Zeaxanthin occurs in a wide variety of dark-green and yellow colored fruits and vegetables. The highest concentrations are found in broccoli, collards, corn, egg yolks, kale, oranges, persimmons, spinach, swiss chard, tangerines, and turnip greens.
Zeaxanthin is a carotenoid, a member of the vitamin A family derived from plant sources. It is usually found together with lutein, another cantenoid, in the macula and retina of the eye. These carotenoids have two main functions, they absorb the potentially harmful blue-violet wavelengths of light energy that come into the eye, and they also function as antioxidants.
Toxicities & Precautions
Zeaxanthin is very safe. There are no known toxicities, cautions, or contraindications associated with its use.

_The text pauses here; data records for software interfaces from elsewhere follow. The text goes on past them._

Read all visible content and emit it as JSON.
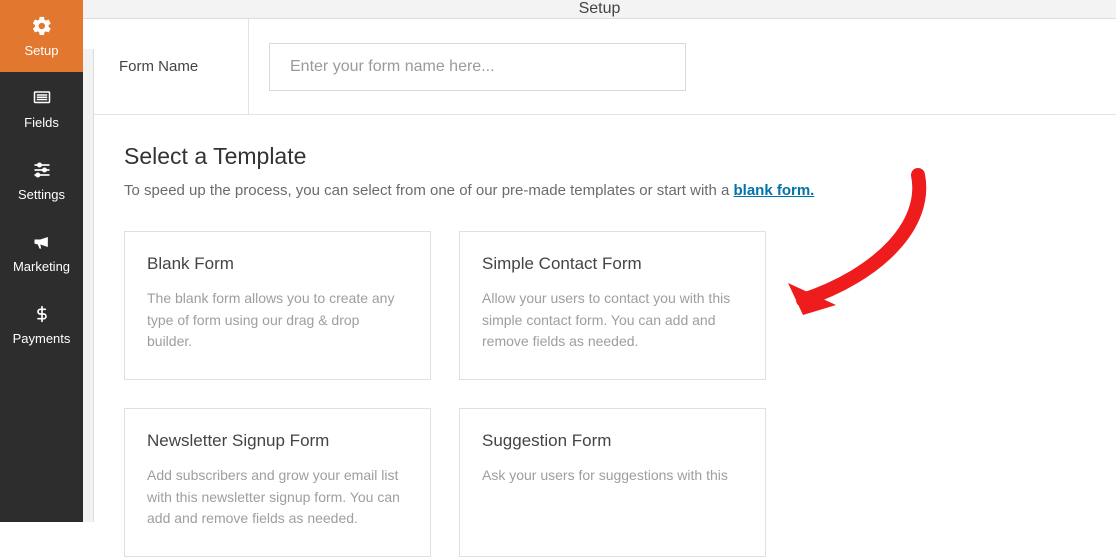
{
  "sidebar": {
    "items": [
      {
        "label": "Setup"
      },
      {
        "label": "Fields"
      },
      {
        "label": "Settings"
      },
      {
        "label": "Marketing"
      },
      {
        "label": "Payments"
      }
    ]
  },
  "header": {
    "title": "Setup"
  },
  "form_name": {
    "label": "Form Name",
    "placeholder": "Enter your form name here..."
  },
  "template_section": {
    "title": "Select a Template",
    "desc_prefix": "To speed up the process, you can select from one of our pre-made templates or start with a ",
    "desc_link": "blank form."
  },
  "templates": [
    {
      "title": "Blank Form",
      "desc": "The blank form allows you to create any type of form using our drag & drop builder."
    },
    {
      "title": "Simple Contact Form",
      "desc": "Allow your users to contact you with this simple contact form. You can add and remove fields as needed."
    },
    {
      "title": "Newsletter Signup Form",
      "desc": "Add subscribers and grow your email list with this newsletter signup form. You can add and remove fields as needed."
    },
    {
      "title": "Suggestion Form",
      "desc": "Ask your users for suggestions with this"
    }
  ]
}
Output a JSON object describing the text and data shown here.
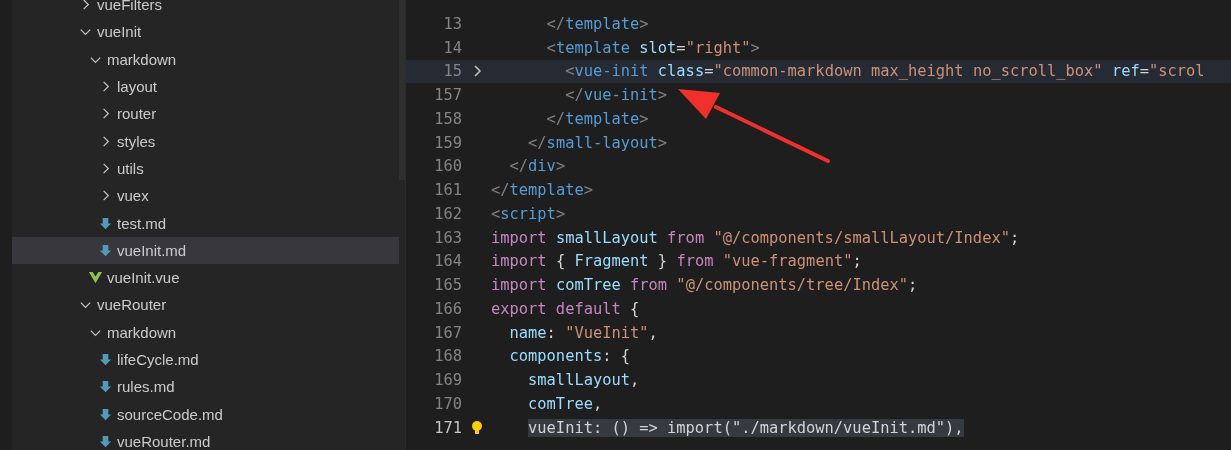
{
  "explorer": {
    "items": [
      {
        "name": "vueFilters",
        "kind": "folder",
        "expanded": false,
        "selected": false
      },
      {
        "name": "vueInit",
        "kind": "folder",
        "expanded": true,
        "selected": false,
        "children": [
          {
            "name": "markdown",
            "kind": "folder",
            "expanded": true,
            "selected": false,
            "children": [
              {
                "name": "layout",
                "kind": "folder",
                "expanded": false,
                "selected": false
              },
              {
                "name": "router",
                "kind": "folder",
                "expanded": false,
                "selected": false
              },
              {
                "name": "styles",
                "kind": "folder",
                "expanded": false,
                "selected": false
              },
              {
                "name": "utils",
                "kind": "folder",
                "expanded": false,
                "selected": false
              },
              {
                "name": "vuex",
                "kind": "folder",
                "expanded": false,
                "selected": false
              },
              {
                "name": "test.md",
                "kind": "md",
                "selected": false
              },
              {
                "name": "vueInit.md",
                "kind": "md",
                "selected": true
              }
            ]
          },
          {
            "name": "vueInit.vue",
            "kind": "vue",
            "selected": false
          }
        ]
      },
      {
        "name": "vueRouter",
        "kind": "folder",
        "expanded": true,
        "selected": false,
        "children": [
          {
            "name": "markdown",
            "kind": "folder",
            "expanded": true,
            "selected": false,
            "children": [
              {
                "name": "lifeCycle.md",
                "kind": "md",
                "selected": false
              },
              {
                "name": "rules.md",
                "kind": "md",
                "selected": false
              },
              {
                "name": "sourceCode.md",
                "kind": "md",
                "selected": false
              },
              {
                "name": "vueRouter.md",
                "kind": "md",
                "selected": false
              }
            ]
          }
        ]
      }
    ]
  },
  "editor": {
    "lines": [
      {
        "number": "13",
        "folded": false,
        "current": false,
        "lightbulb": false,
        "tokens": [
          {
            "kind": "punct",
            "text": "      </"
          },
          {
            "kind": "tag",
            "text": "template"
          },
          {
            "kind": "punct",
            "text": ">"
          }
        ]
      },
      {
        "number": "14",
        "folded": false,
        "current": false,
        "lightbulb": false,
        "tokens": [
          {
            "kind": "punct",
            "text": "      <"
          },
          {
            "kind": "tag",
            "text": "template"
          },
          {
            "kind": "attr",
            "text": " slot"
          },
          {
            "kind": "plain",
            "text": "="
          },
          {
            "kind": "str",
            "text": "\"right\""
          },
          {
            "kind": "punct",
            "text": ">"
          }
        ]
      },
      {
        "number": "15",
        "folded": true,
        "current": false,
        "lightbulb": false,
        "tokens": [
          {
            "kind": "punct",
            "text": "        <"
          },
          {
            "kind": "tag",
            "text": "vue-init"
          },
          {
            "kind": "attr",
            "text": " class"
          },
          {
            "kind": "plain",
            "text": "="
          },
          {
            "kind": "str",
            "text": "\"common-markdown max_height no_scroll_box\""
          },
          {
            "kind": "attr",
            "text": " ref"
          },
          {
            "kind": "plain",
            "text": "="
          },
          {
            "kind": "str",
            "text": "\"scrol"
          }
        ]
      },
      {
        "number": "157",
        "folded": false,
        "current": false,
        "lightbulb": false,
        "tokens": [
          {
            "kind": "punct",
            "text": "        </"
          },
          {
            "kind": "tag",
            "text": "vue-init"
          },
          {
            "kind": "punct",
            "text": ">"
          }
        ]
      },
      {
        "number": "158",
        "folded": false,
        "current": false,
        "lightbulb": false,
        "tokens": [
          {
            "kind": "punct",
            "text": "      </"
          },
          {
            "kind": "tag",
            "text": "template"
          },
          {
            "kind": "punct",
            "text": ">"
          }
        ]
      },
      {
        "number": "159",
        "folded": false,
        "current": false,
        "lightbulb": false,
        "tokens": [
          {
            "kind": "punct",
            "text": "    </"
          },
          {
            "kind": "tag",
            "text": "small-layout"
          },
          {
            "kind": "punct",
            "text": ">"
          }
        ]
      },
      {
        "number": "160",
        "folded": false,
        "current": false,
        "lightbulb": false,
        "tokens": [
          {
            "kind": "punct",
            "text": "  </"
          },
          {
            "kind": "tag",
            "text": "div"
          },
          {
            "kind": "punct",
            "text": ">"
          }
        ]
      },
      {
        "number": "161",
        "folded": false,
        "current": false,
        "lightbulb": false,
        "tokens": [
          {
            "kind": "punct",
            "text": "</"
          },
          {
            "kind": "tag",
            "text": "template"
          },
          {
            "kind": "punct",
            "text": ">"
          }
        ]
      },
      {
        "number": "162",
        "folded": false,
        "current": false,
        "lightbulb": false,
        "tokens": [
          {
            "kind": "punct",
            "text": "<"
          },
          {
            "kind": "tag",
            "text": "script"
          },
          {
            "kind": "punct",
            "text": ">"
          }
        ]
      },
      {
        "number": "163",
        "folded": false,
        "current": false,
        "lightbulb": false,
        "tokens": [
          {
            "kind": "kw",
            "text": "import"
          },
          {
            "kind": "var",
            "text": " smallLayout"
          },
          {
            "kind": "kw",
            "text": " from"
          },
          {
            "kind": "str",
            "text": " \"@/components/smallLayout/Index\""
          },
          {
            "kind": "plain",
            "text": ";"
          }
        ]
      },
      {
        "number": "164",
        "folded": false,
        "current": false,
        "lightbulb": false,
        "tokens": [
          {
            "kind": "kw",
            "text": "import"
          },
          {
            "kind": "plain",
            "text": " { "
          },
          {
            "kind": "var",
            "text": "Fragment"
          },
          {
            "kind": "plain",
            "text": " }"
          },
          {
            "kind": "kw",
            "text": " from"
          },
          {
            "kind": "str",
            "text": " \"vue-fragment\""
          },
          {
            "kind": "plain",
            "text": ";"
          }
        ]
      },
      {
        "number": "165",
        "folded": false,
        "current": false,
        "lightbulb": false,
        "tokens": [
          {
            "kind": "kw",
            "text": "import"
          },
          {
            "kind": "var",
            "text": " comTree"
          },
          {
            "kind": "kw",
            "text": " from"
          },
          {
            "kind": "str",
            "text": " \"@/components/tree/Index\""
          },
          {
            "kind": "plain",
            "text": ";"
          }
        ]
      },
      {
        "number": "166",
        "folded": false,
        "current": false,
        "lightbulb": false,
        "tokens": [
          {
            "kind": "kw",
            "text": "export default"
          },
          {
            "kind": "plain",
            "text": " {"
          }
        ]
      },
      {
        "number": "167",
        "folded": false,
        "current": false,
        "lightbulb": false,
        "tokens": [
          {
            "kind": "var",
            "text": "  name"
          },
          {
            "kind": "plain",
            "text": ": "
          },
          {
            "kind": "str",
            "text": "\"VueInit\""
          },
          {
            "kind": "plain",
            "text": ","
          }
        ]
      },
      {
        "number": "168",
        "folded": false,
        "current": false,
        "lightbulb": false,
        "tokens": [
          {
            "kind": "var",
            "text": "  components"
          },
          {
            "kind": "plain",
            "text": ": {"
          }
        ]
      },
      {
        "number": "169",
        "folded": false,
        "current": false,
        "lightbulb": false,
        "tokens": [
          {
            "kind": "var",
            "text": "    smallLayout"
          },
          {
            "kind": "plain",
            "text": ","
          }
        ]
      },
      {
        "number": "170",
        "folded": false,
        "current": false,
        "lightbulb": false,
        "tokens": [
          {
            "kind": "var",
            "text": "    comTree"
          },
          {
            "kind": "plain",
            "text": ","
          }
        ]
      },
      {
        "number": "171",
        "folded": false,
        "current": true,
        "lightbulb": true,
        "tokens": [
          {
            "kind": "sel",
            "text": "vueInit: () => import(\"./markdown/vueInit.md\"),"
          }
        ]
      }
    ]
  }
}
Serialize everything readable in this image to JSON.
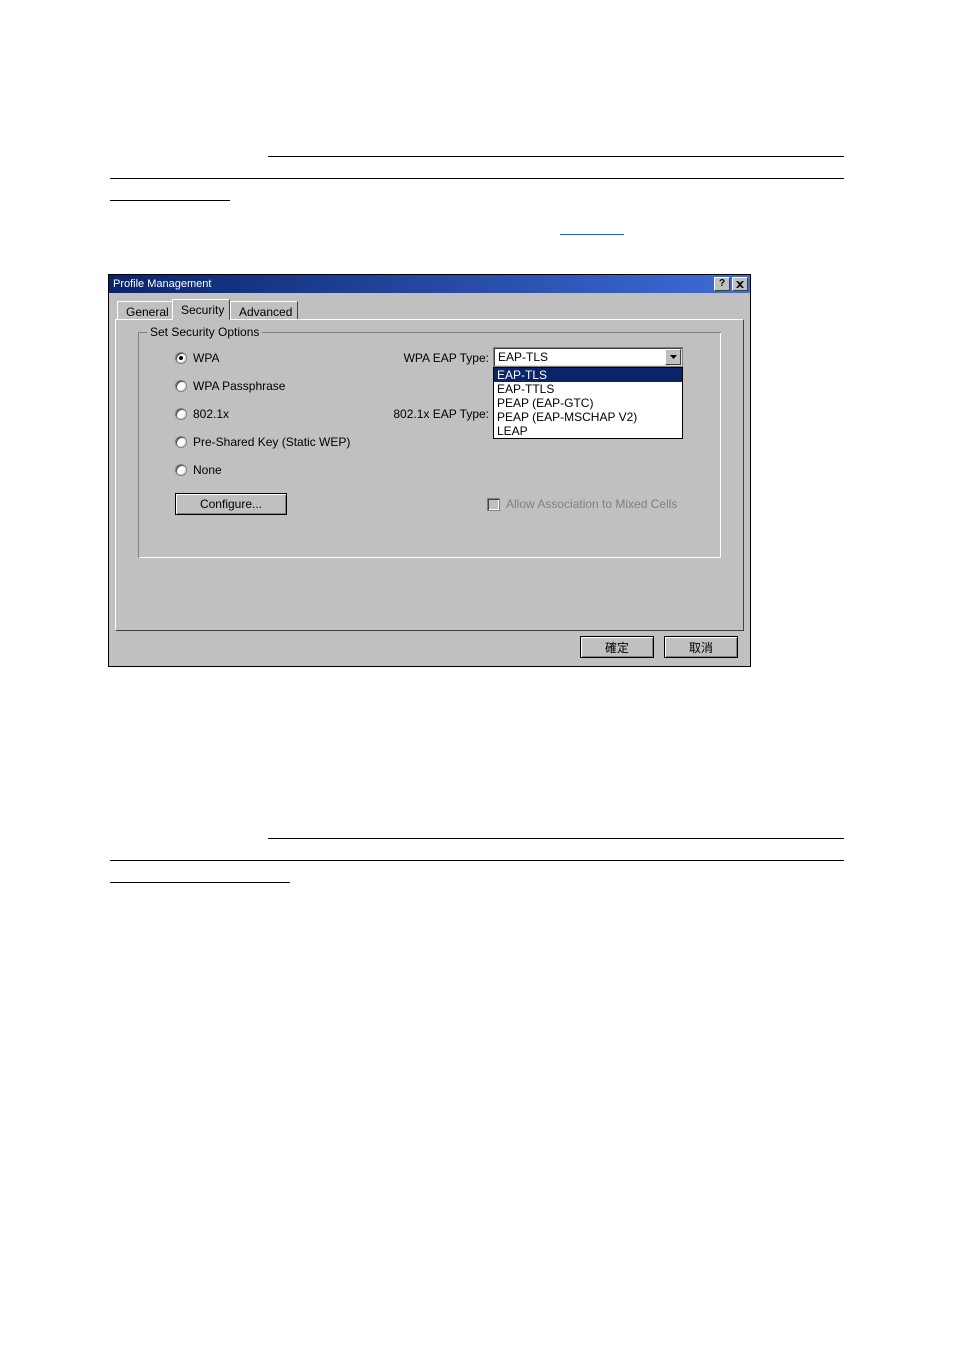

Functions in the Body
Zeaxanthin functions as an antioxidant in the macular region of the eye, it helps to reduce free radical damage caused by ultra violet light.
It helps to absorb the potentially toxic blue-violet wavelengths of visible light. This protects the eye from light-induced ultraviolet photo toxicity.
Symptoms & Causes of Deficiency
Since zeaxanthin is not an essential nutrient for humans, no deficiency condition has been identified. However based on what is known about zeaxanthin a deficiency may result in macular degeneration, and increased risk for presence of cataracts.